Desertion Trio - Midtown Tilt (Shhpuma, 2017) ****

By Paul Acquaro

Guitarist Nick Millevoi has for some reason dropped his name off his most recent release - the last time we heard the group in 2016, the group was named after himself and title was Desertion, now the group is 'Desertion Trio' but with a prominent call out to band member Jamie Saft. So, what's in a name? I don't really know, but I can say what's in the music has not suffered! On Midtown Tilt,  Millevoi's keen awareness of space, propulsive energy, and strong rock sensibility are front and center.

Just for the record, the trio is Nick Millevoi on guitar, Johnny DeBlase on electric bass, Kevin Shea on drums, and Jamie Saft on Hammond organ. The group is a bit more rock oriented than on the previous record, which featured Ches Smith on drums and DeBlase on acoustic bass.

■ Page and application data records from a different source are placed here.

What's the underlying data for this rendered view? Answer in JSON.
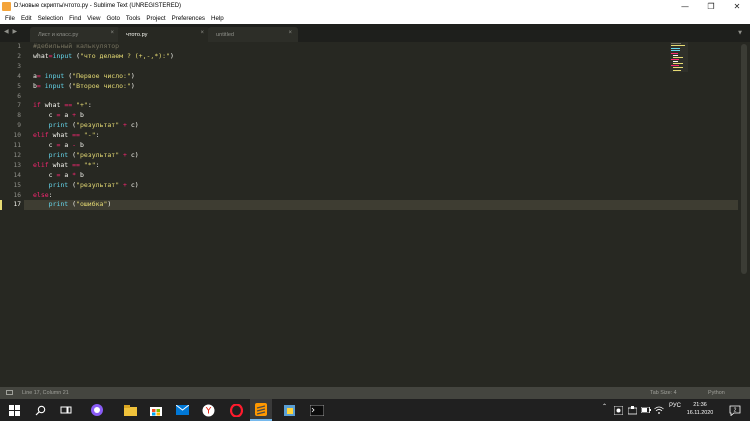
{
  "window": {
    "title": "D:\\новые скрипты\\чтото.py - Sublime Text (UNREGISTERED)",
    "minimize": "—",
    "maximize": "❐",
    "close": "✕"
  },
  "menu": [
    "File",
    "Edit",
    "Selection",
    "Find",
    "View",
    "Goto",
    "Tools",
    "Project",
    "Preferences",
    "Help"
  ],
  "tabs": [
    {
      "label": "Лист и класс.py",
      "active": false
    },
    {
      "label": "чтото.py",
      "active": true
    },
    {
      "label": "untitled",
      "active": false
    }
  ],
  "tab_close_glyph": "×",
  "tab_nav_arrows": "◀ ▶",
  "tab_dropdown": "▼",
  "editor": {
    "line_numbers": [
      "1",
      "2",
      "3",
      "4",
      "5",
      "6",
      "7",
      "8",
      "9",
      "10",
      "11",
      "12",
      "13",
      "14",
      "15",
      "16",
      "17"
    ],
    "current_line": 17
  },
  "status": {
    "position": "Line 17, Column 21",
    "tab_size": "Tab Size: 4",
    "syntax": "Python"
  },
  "taskbar": {
    "language": "РУС",
    "time": "21:36",
    "date": "16.11.2020",
    "notification_count": "2"
  },
  "colors": {
    "editor_bg": "#272822",
    "keyword": "#f92672",
    "builtin": "#66d9ef",
    "string": "#e6db74",
    "comment": "#75715e"
  }
}
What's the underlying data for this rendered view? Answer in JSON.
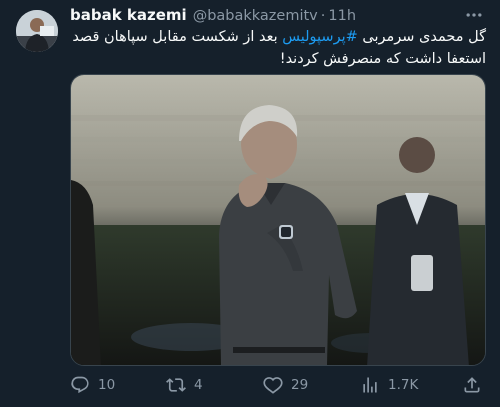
{
  "user": {
    "display_name": "babak kazemi",
    "handle": "@babakkazemitv",
    "separator": "·",
    "time": "11h"
  },
  "tweet": {
    "line1_before": "گل محمدی سرمربی ",
    "hashtag": "#پرسپولیس",
    "line1_after": " بعد از شکست مقابل سپاهان قصد",
    "line2": "استعفا داشت که منصرفش کردند!"
  },
  "actions": {
    "replies": "10",
    "retweets": "4",
    "likes": "29",
    "views": "1.7K"
  },
  "icons": {
    "more": "more-horizontal-icon",
    "reply": "reply-icon",
    "retweet": "retweet-icon",
    "like": "heart-icon",
    "views": "analytics-icon",
    "share": "share-icon"
  },
  "colors": {
    "background": "#15202b",
    "text": "#f7f9f9",
    "secondary": "#8b98a5",
    "hashtag": "#1d9bf0"
  }
}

When I hear Millevoi, I think of Bill Frisell circa This Land. Not literally, heck, it hardly sounds like that, but rather in spirit. There is the imbued sense of possibility and well, desolation, along with a hint of rough-hewn self-reliance, found in their wind swept musical landscapes. On the first song, the title track, the organ pushes the song along like a steam driven plough, forcing up as well of sound with a back beat urgency. The relentless push is harnessed by Millevoi's slightly distorted guitar that ushers the song to a climax. And in keeping with the windswept landscape metaphor, the track 'Numbers Maker' has a bit of the Morricone surf/spaghetti western sound, though tempered by a slightly menacing flavoring from the organ. An unusual splattering of dissonant melodic intervals and chord fragments keeps the song from fitting any mold entirely.

Throughout the album there is a somewhat gritty, psychedelic atmosphere, mostly created by the Goliath sounding organ, and certainly aided by the powerful guitar, bass, and drum trio. A track like 'The Carideon' is a perfect blend of the mystical atmosphere of the organ and the hard charging improvised rock. In fact, they reach an absolutely mesmerizing peak within the six short minutes of the track.

There is much to recommend here, so just to pull some somewhat random associations: if you're drawn to groups like Elephant9, Raoul Bjorkenheim's Scorch Trio or, going back a bit, Sonny Sharrock's Ask the Ages and Tony Williams' Emergency with John McLaughlin, you'll find yourself in good company with Desertion Trio.